About this exercise —
Pull every line with the word "chart" out of the entries below.

Excerpts from an interface dataset —

=-=-=

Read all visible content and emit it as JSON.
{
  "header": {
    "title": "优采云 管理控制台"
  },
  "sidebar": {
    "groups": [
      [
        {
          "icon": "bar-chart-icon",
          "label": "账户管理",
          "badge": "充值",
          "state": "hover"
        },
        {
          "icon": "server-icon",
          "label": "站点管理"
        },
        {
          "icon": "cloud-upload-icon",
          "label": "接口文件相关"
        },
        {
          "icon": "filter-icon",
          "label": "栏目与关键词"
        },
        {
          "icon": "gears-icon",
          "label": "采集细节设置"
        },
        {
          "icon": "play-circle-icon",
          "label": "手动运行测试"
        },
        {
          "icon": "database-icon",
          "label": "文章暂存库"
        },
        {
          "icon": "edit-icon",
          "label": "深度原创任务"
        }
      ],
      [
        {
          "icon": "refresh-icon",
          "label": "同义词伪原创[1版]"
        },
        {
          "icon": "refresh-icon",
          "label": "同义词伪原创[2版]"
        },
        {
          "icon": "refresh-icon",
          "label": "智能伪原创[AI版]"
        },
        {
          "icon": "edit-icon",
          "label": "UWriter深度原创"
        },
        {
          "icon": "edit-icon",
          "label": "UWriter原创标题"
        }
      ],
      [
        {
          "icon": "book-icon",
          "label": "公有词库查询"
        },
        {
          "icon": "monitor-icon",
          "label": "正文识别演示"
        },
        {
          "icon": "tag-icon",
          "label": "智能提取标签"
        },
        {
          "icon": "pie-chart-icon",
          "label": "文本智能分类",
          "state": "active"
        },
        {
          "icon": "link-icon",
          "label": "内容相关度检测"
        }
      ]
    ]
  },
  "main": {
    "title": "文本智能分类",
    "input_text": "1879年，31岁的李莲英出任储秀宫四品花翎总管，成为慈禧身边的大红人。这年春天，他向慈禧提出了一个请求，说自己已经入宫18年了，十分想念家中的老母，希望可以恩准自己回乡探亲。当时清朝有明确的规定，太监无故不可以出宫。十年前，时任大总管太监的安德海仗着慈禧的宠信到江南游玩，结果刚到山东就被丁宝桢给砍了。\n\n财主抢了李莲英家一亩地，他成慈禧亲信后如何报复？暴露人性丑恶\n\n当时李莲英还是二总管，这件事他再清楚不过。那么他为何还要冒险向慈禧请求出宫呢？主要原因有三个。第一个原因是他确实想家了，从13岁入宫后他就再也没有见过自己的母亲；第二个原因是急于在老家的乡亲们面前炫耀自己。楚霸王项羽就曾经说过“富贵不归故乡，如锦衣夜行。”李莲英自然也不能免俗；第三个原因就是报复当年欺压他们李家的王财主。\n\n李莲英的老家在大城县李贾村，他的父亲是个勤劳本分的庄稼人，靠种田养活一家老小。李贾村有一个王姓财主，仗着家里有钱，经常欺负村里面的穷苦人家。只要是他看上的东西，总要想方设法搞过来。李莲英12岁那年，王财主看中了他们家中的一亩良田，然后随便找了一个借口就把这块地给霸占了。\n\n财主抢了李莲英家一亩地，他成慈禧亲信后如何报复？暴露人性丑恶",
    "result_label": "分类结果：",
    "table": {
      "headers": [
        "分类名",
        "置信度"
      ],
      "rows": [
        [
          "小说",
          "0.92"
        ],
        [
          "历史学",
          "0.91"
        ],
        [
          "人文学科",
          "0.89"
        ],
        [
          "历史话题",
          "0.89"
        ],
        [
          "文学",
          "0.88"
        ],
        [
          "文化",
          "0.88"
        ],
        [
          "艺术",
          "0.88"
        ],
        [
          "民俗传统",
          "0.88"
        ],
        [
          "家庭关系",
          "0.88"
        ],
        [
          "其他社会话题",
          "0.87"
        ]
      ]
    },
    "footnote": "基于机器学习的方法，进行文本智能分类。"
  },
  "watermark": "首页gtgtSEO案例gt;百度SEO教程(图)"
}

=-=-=

Answer box —
          "icon": "bar-chart-icon",
          "icon": "pie-chart-icon",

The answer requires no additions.